Whether sifting through sand, or scrambling over a rocky shore, it's about finding treasures in every day. 

Progress on the Anchor Project

Beautiful Jessica at Ketchicandies, ready to fill a box of the best chocolates I have ever tasted, and they are made right here in Ketchikan!

While I have been walking around Ketchikan and paying regular visits to Ketchicandies, my sweetheart has been working hard on the anchor gear. Harley from Union Machine Shop has been at the boat meticulously aligning and installing the hydraulic pump, finishing up the fittings on the hydraulic oil tank, and fitting a bow roller. Rod Bray has been up at the shop fabricating parts for the project. I appreciate his attention to details like rounded corners and smoothed edges.

Harley folded himself into this corner of the boat to install the hydraulic pump.

The hydraulic pump is the heart of the system. Without getting too technical here is a little about the installation. A second pulley was bolted to the front crank shaft pulley on the starboard main engine. The pump was firmly attached to the boat with a custom bracket set at the same angle as the engine, and the belts were fitted between the engine and the hydraulic pump.

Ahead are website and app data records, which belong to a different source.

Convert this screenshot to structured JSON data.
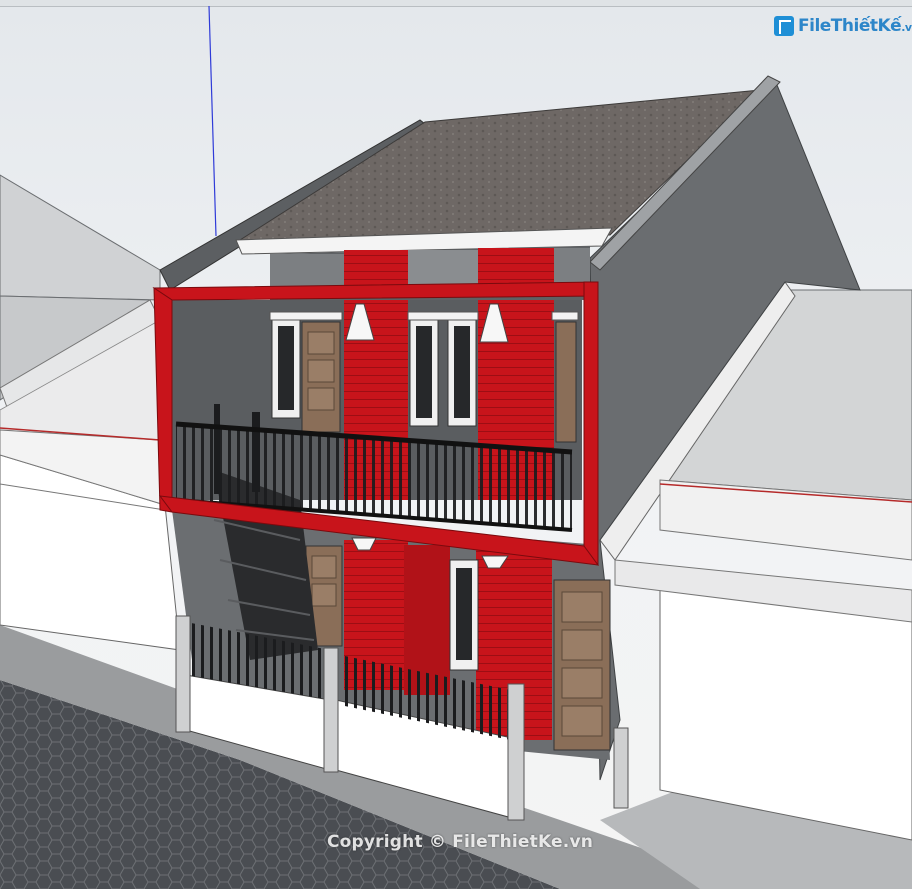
{
  "watermark": {
    "logo_brand": "FileThiếtKế",
    "logo_tld": ".vn",
    "copyright": "Copyright © FileThietKe.vn"
  },
  "colors": {
    "accent_red": "#c8141b",
    "roof": "#6e6865",
    "wall_gray": "#6a6d70",
    "sky": "#eceff2",
    "ground": "#4a4d52"
  },
  "icons": {
    "logo": "filethietke-logo-icon",
    "axis": "blue-z-axis-line"
  }
}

Once the pump was in place the hoses and wires were connected. We pulled a wire through the service tunnel to the wheelhouse and my sweetheart installed a switch to turn the hydraulic pump on and off at the helm. That way we don't have to run down to the engine room to start the anchor winch.

A shuttle valve was installed into the system so that we can add other hydraulic systems in the future. Maybe a crab pot puller? :)

Out on the foredeck, my honey removed the old windlass while it was snowing. Using a reciprocating saw, circular saw, grinder, and a bucket full of hand tools, he cut and ground his way down to the deck. Yes, he has safety glasses and ear protection on!

The foredeck in project mode. The new bow roller is leaning on the hatch and the anchor is tied up in the bowsprit.

He and Harley suspended the anchor from the rails above the bowsprit to check the angle at which the flukes would drop as the anchor is pulled. At Union Machine Shop Rod and Harley had started a template by drawing two circles, representing the five inch bow rollers, on a big piece of cardboard. Harley took lots of measurements, traced part of the bow, and cut and fit the template. Back in the shop Rod, Harley, and Tyler fabricated a strong bow roller assembly.

The bow roller before bolting and welding. The bowsprit will be shortened after the welding is done.

The guys put the bow roller into place, drilled through the deck, and then bolted it down tight. The love of my life spent several hours welding around the edges. There is still more to do, but the wind has come up and that interferes with welding.

We went out to Tyler Industrial Supply to purchase wire rope (cable) for the anchor rode. TIS spliced the end around a thimble, wound the cable onto a wooden spool, and then delivered it right to the dock.

To roll the wire off of the spool we ran a pike pole through the spool. Harley procured the use of two sawhorses to put under the pike pole, and we tied the pike pole to the bullrail (the rail at the edge of the dock). We fired up the anchor winch wound the wire rope off of the spool and onto the winch.

Spooling the wire rope onto the anchor winch.

It laid onto the winch beautifully the first time!

So close to completion! As soon as the wind settles down the anchor gear can be finished up in a day's work. We are looking forward to it.

Thanks for keeping us company through this project!

Alaska Beachcomber

Related posts: The Anchor Project, Heading to Ketchikan

Same ol' disclosure: We have not received any promotional consideration from any of the people, businesses, or products named in this post.